    True Dak is not the weakest link. But he certainly is not the strongest. Those that still think he could be elite…well, they are like those that thought Longley was better than Staubach. Fact is he has talent but accuracy and forcing throws into heavy traffic while never looking away from the receiver from the snap are trademarks. He’s good but not great. As for the true weak link, look no further than the run defense. You pointed that out in doing your “research” and looking at the numbers. The simple eye test is all you needed. And we all have been aware of this long ago. After all, this traces back a decade with the poor run defense and quite often get gashed by opponents. The Mighty Quinn, as the 70s song goes, has not addressed this well and the organization has not addressed this at all by ignoring the DT position for years. Oh, an occasional 2nd or 3rd round pick in the last 4 drafts. But still with reaching at least 2 rounds early for Hill and then the pick of the Great Gallimore when neither were exactly run stuffers in college along with a general lack of interest of the interior of the defense has for years now left this team vulnerable to getting run over. It is the weakest link !

    VAM

    Agree that Smith loves to hyperbolize for a result.

    Why the eliminating of the Bucs game in the analysis, as it is not just the one Packer loss that people are looking at to do their critique of DP this year.
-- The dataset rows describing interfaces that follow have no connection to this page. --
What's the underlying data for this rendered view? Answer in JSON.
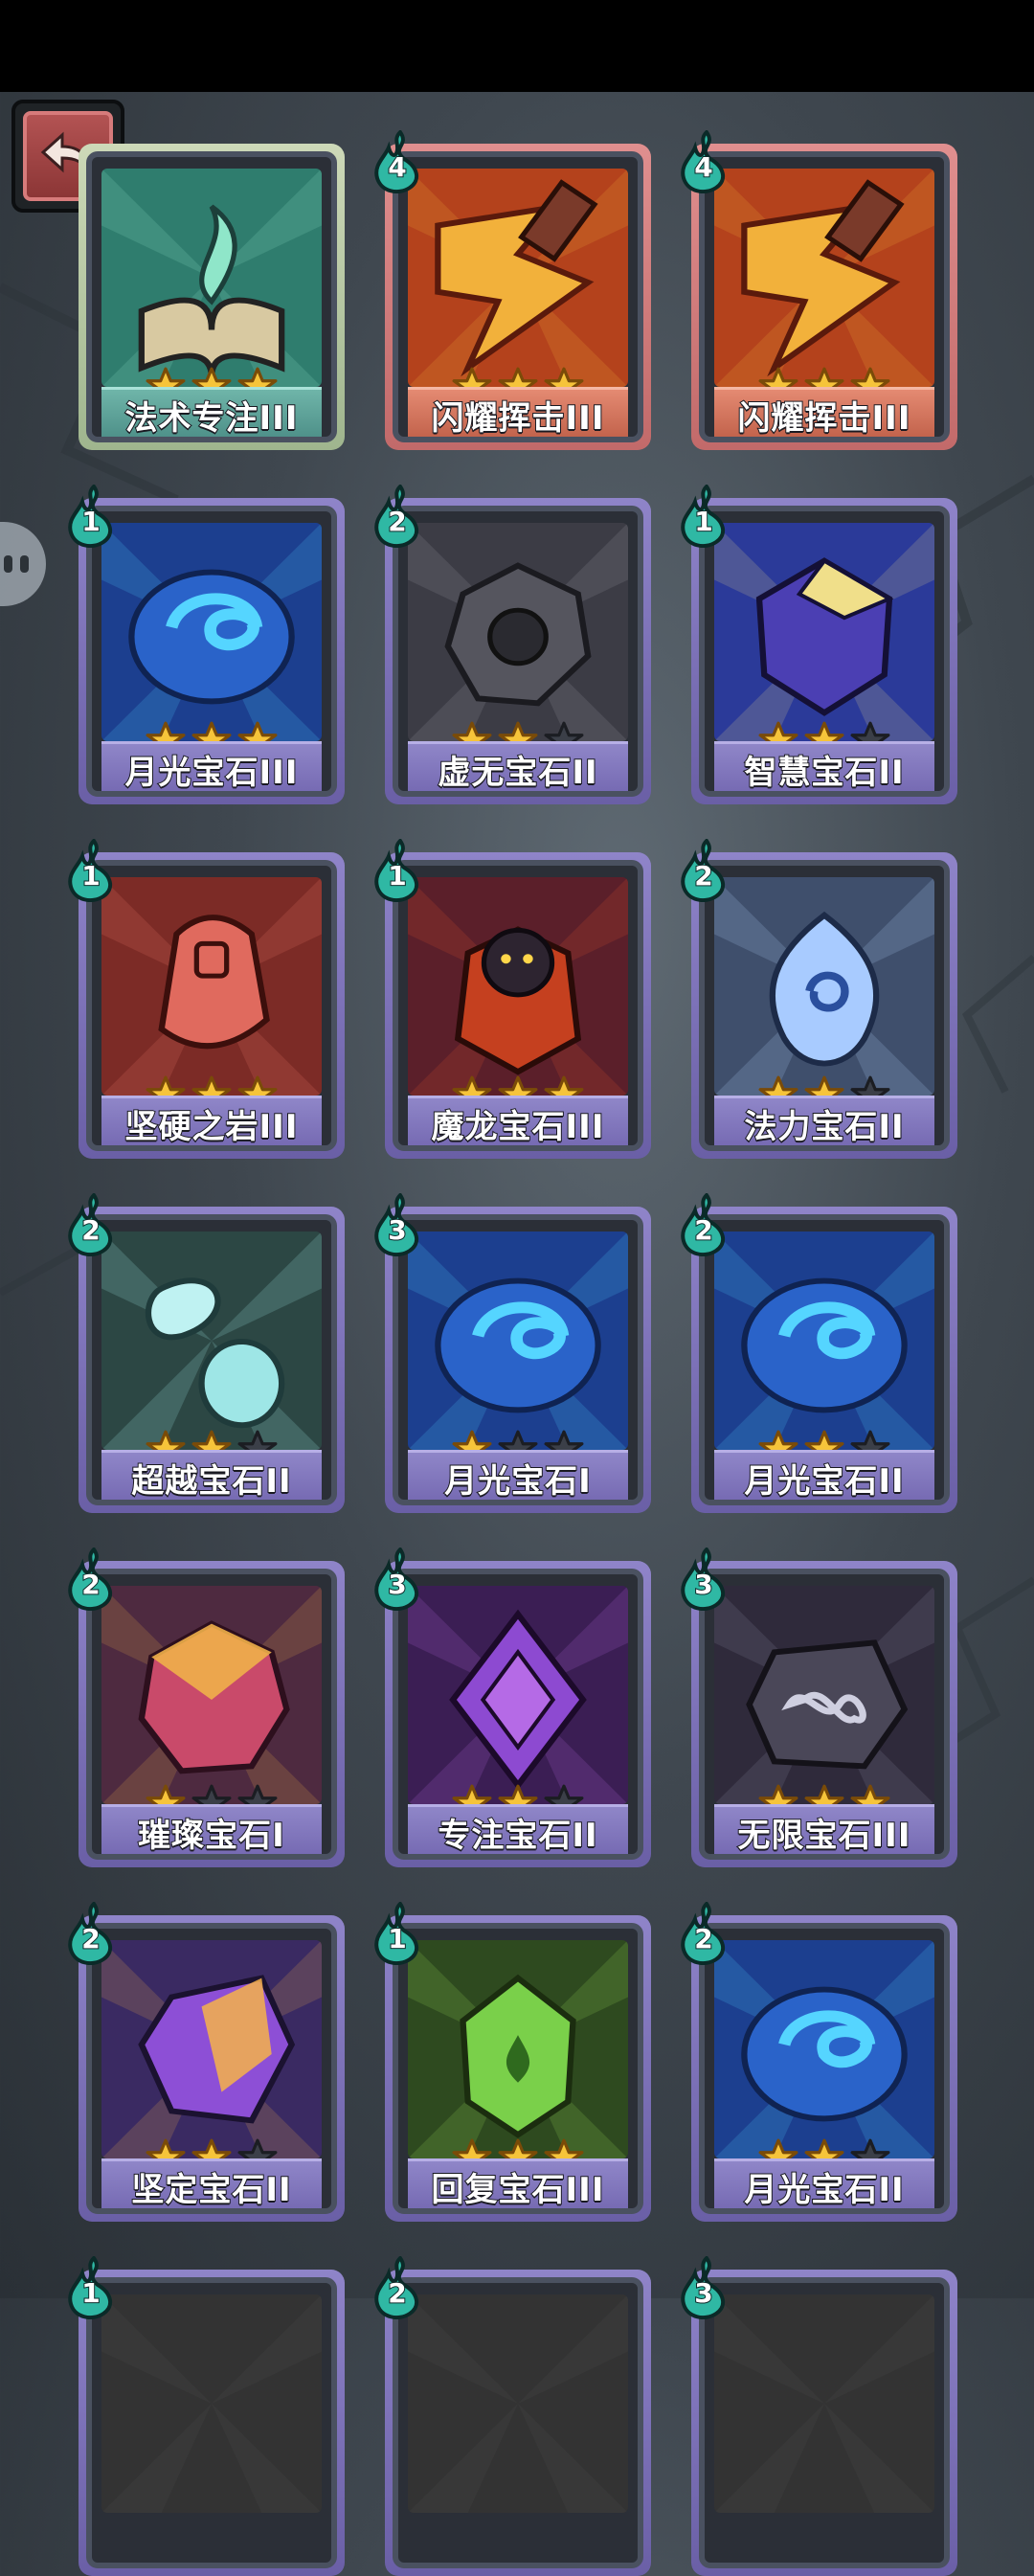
{
  "ui": {
    "back_icon": "back-arrow-icon"
  },
  "cards": [
    {
      "name": "法术专注III",
      "stars": 3,
      "cost": null,
      "frame": "green",
      "art": "book",
      "colors": [
        "#2f7d6e",
        "#8fe6c9"
      ]
    },
    {
      "name": "闪耀挥击III",
      "stars": 3,
      "cost": "4",
      "frame": "red",
      "art": "slash",
      "colors": [
        "#b4421c",
        "#f2b13b"
      ]
    },
    {
      "name": "闪耀挥击III",
      "stars": 3,
      "cost": "4",
      "frame": "red",
      "art": "slash",
      "colors": [
        "#b4421c",
        "#f2b13b"
      ]
    },
    {
      "name": "月光宝石III",
      "stars": 3,
      "cost": "1",
      "frame": "gem",
      "art": "moon",
      "colors": [
        "#1c3f8f",
        "#55d5ff"
      ]
    },
    {
      "name": "虚无宝石II",
      "stars": 2,
      "cost": "2",
      "frame": "gem",
      "art": "void",
      "colors": [
        "#3c3c45",
        "#9a9aa6"
      ]
    },
    {
      "name": "智慧宝石II",
      "stars": 2,
      "cost": "1",
      "frame": "gem",
      "art": "wisdom",
      "colors": [
        "#2b3a99",
        "#f0df8a"
      ]
    },
    {
      "name": "坚硬之岩III",
      "stars": 3,
      "cost": "1",
      "frame": "gem",
      "art": "rock",
      "colors": [
        "#7c2b26",
        "#f07a6a"
      ]
    },
    {
      "name": "魔龙宝石III",
      "stars": 3,
      "cost": "1",
      "frame": "gem",
      "art": "dragon",
      "colors": [
        "#5b1f2a",
        "#e0552c"
      ]
    },
    {
      "name": "法力宝石II",
      "stars": 2,
      "cost": "2",
      "frame": "gem",
      "art": "mana",
      "colors": [
        "#3f4f6c",
        "#b9d7ff"
      ]
    },
    {
      "name": "超越宝石II",
      "stars": 2,
      "cost": "2",
      "frame": "gem",
      "art": "beyond",
      "colors": [
        "#2c4744",
        "#a9f2f2"
      ]
    },
    {
      "name": "月光宝石I",
      "stars": 1,
      "cost": "3",
      "frame": "gem",
      "art": "moon",
      "colors": [
        "#1c3f8f",
        "#55d5ff"
      ]
    },
    {
      "name": "月光宝石II",
      "stars": 2,
      "cost": "2",
      "frame": "gem",
      "art": "moon",
      "colors": [
        "#1c3f8f",
        "#55d5ff"
      ]
    },
    {
      "name": "璀璨宝石I",
      "stars": 1,
      "cost": "2",
      "frame": "gem",
      "art": "brilliant",
      "colors": [
        "#4e2a40",
        "#f0b04a"
      ]
    },
    {
      "name": "专注宝石II",
      "stars": 2,
      "cost": "3",
      "frame": "gem",
      "art": "focus",
      "colors": [
        "#3b1e54",
        "#b56ae6"
      ]
    },
    {
      "name": "无限宝石III",
      "stars": 3,
      "cost": "3",
      "frame": "gem",
      "art": "infinity",
      "colors": [
        "#2f2a3b",
        "#8a8aa0"
      ]
    },
    {
      "name": "坚定宝石II",
      "stars": 2,
      "cost": "2",
      "frame": "gem",
      "art": "firm",
      "colors": [
        "#3a2a62",
        "#f6b24a"
      ]
    },
    {
      "name": "回复宝石III",
      "stars": 3,
      "cost": "1",
      "frame": "gem",
      "art": "heal",
      "colors": [
        "#2e4a1f",
        "#9be05a"
      ]
    },
    {
      "name": "月光宝石II",
      "stars": 2,
      "cost": "2",
      "frame": "gem",
      "art": "moon",
      "colors": [
        "#1c3f8f",
        "#55d5ff"
      ]
    },
    {
      "name": "",
      "stars": 0,
      "cost": "1",
      "frame": "gem",
      "art": "none",
      "colors": [
        "#333",
        "#555"
      ]
    },
    {
      "name": "",
      "stars": 0,
      "cost": "2",
      "frame": "gem",
      "art": "none",
      "colors": [
        "#333",
        "#555"
      ]
    },
    {
      "name": "",
      "stars": 0,
      "cost": "3",
      "frame": "gem",
      "art": "none",
      "colors": [
        "#333",
        "#555"
      ]
    }
  ]
}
For that matter, maybe they are looking at his entire career.

    As far as looking at DP’s performance AFTER coming back from injury, it could not have been a better time for him as far as the competition he faced. First the lowly Lions who currently rank 32nd, or last, in the NFL in defense and were coming off being drubbed and shutout 29-0 by the Pats, Next the Bears bibulous defense, ranked at 28th in the league. Then the Packers, who were reeling with five loses in a row, at 26th. So, it’s easy to see why the boost in the offensive numbers.

    The question of DP being so called “elite”, IMO, has been answered years ago. He has had the many advantages, most of his career, of playing in the weakest division in the league (up until this year), while having a good supporting cast, but has netted just one PS win. Considering that, his track record for that most important stat to the fans is obviously not good. All the spinning and twisting will not change that stubborn fact. But this is what they have to work with at least for another two years (unless something unexpected happens), as they are very unlikely to bench a $40 million/yr player.

    In any event, they have a tough game in MN coming up. Let’s see how they respond.

    Bobby Borges

    I think it’s safe to say they paid for an elite QB and instead received an avg QB